▶ _Your objective_: Find all the lines in the entries below that hold the word "icon" and copy them.

▶ _Data_:
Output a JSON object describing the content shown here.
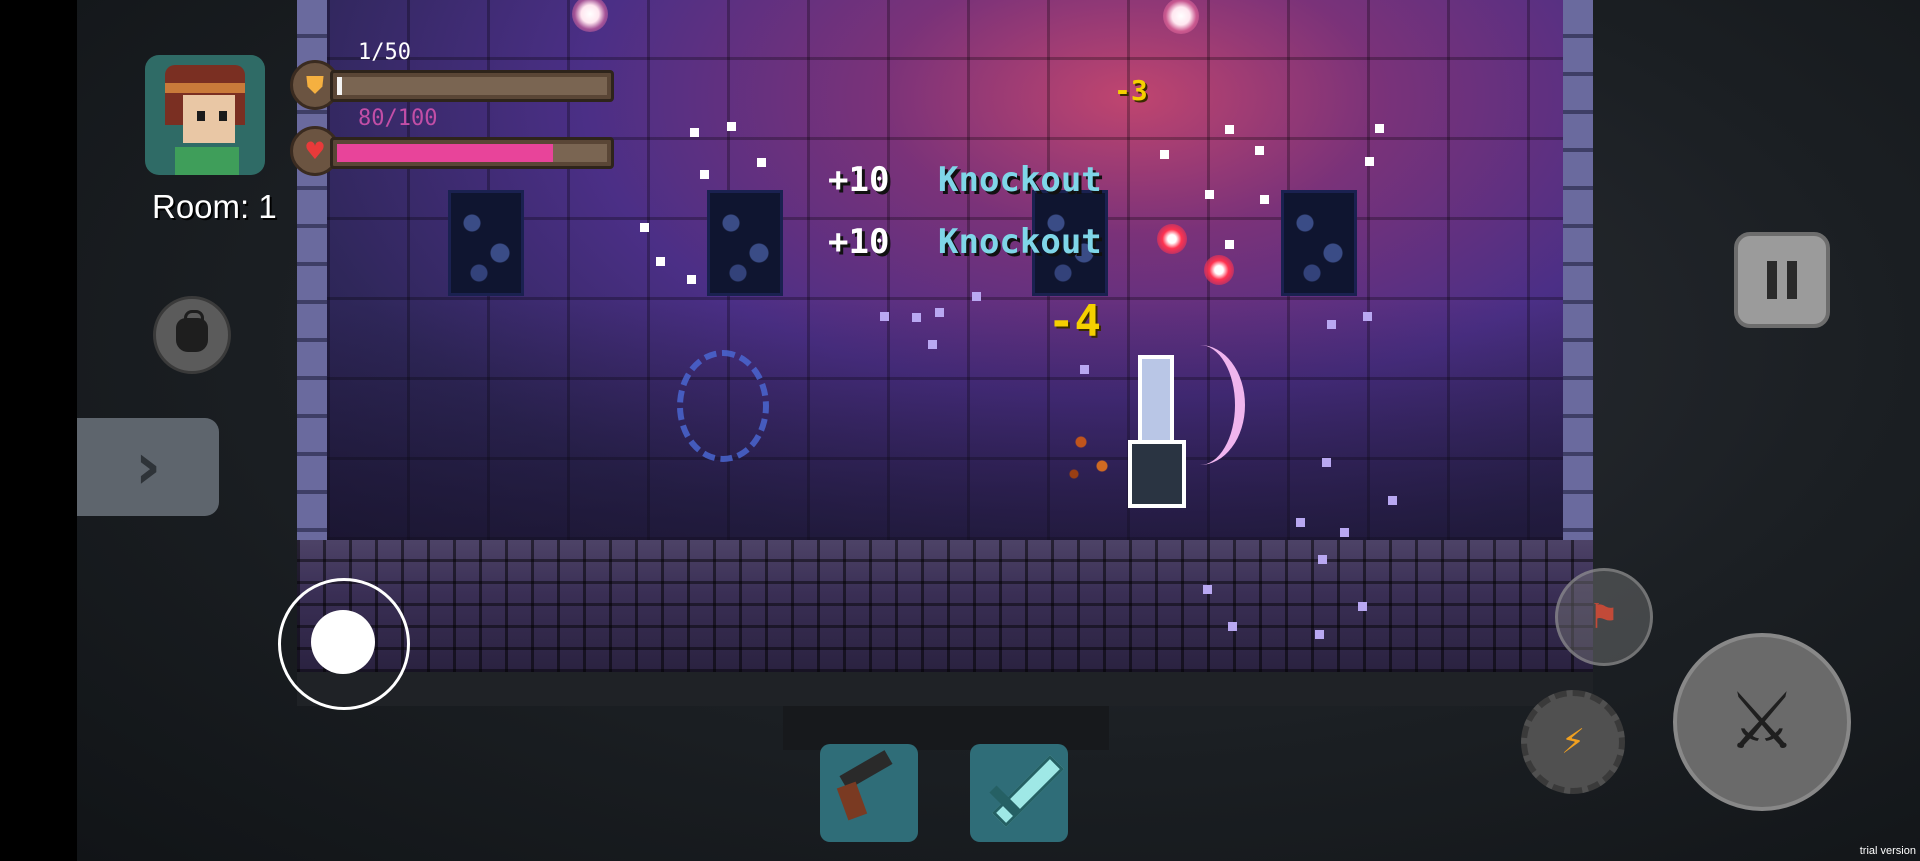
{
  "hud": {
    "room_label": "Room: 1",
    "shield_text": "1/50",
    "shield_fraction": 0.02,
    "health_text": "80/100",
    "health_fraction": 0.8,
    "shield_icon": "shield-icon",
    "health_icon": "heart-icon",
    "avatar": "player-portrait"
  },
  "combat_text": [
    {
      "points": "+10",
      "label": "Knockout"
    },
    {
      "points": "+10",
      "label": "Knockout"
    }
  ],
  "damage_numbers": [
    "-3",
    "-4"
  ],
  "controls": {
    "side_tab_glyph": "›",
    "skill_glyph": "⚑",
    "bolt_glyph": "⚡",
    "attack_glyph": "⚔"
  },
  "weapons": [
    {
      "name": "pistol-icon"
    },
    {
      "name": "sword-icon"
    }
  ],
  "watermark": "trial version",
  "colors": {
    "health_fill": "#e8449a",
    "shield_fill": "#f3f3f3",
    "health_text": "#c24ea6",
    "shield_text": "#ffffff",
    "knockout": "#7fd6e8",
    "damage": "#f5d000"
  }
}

▶ _Result below_:
    "shield_icon": "shield-icon",
    "health_icon": "heart-icon",
      "name": "pistol-icon"
      "name": "sword-icon"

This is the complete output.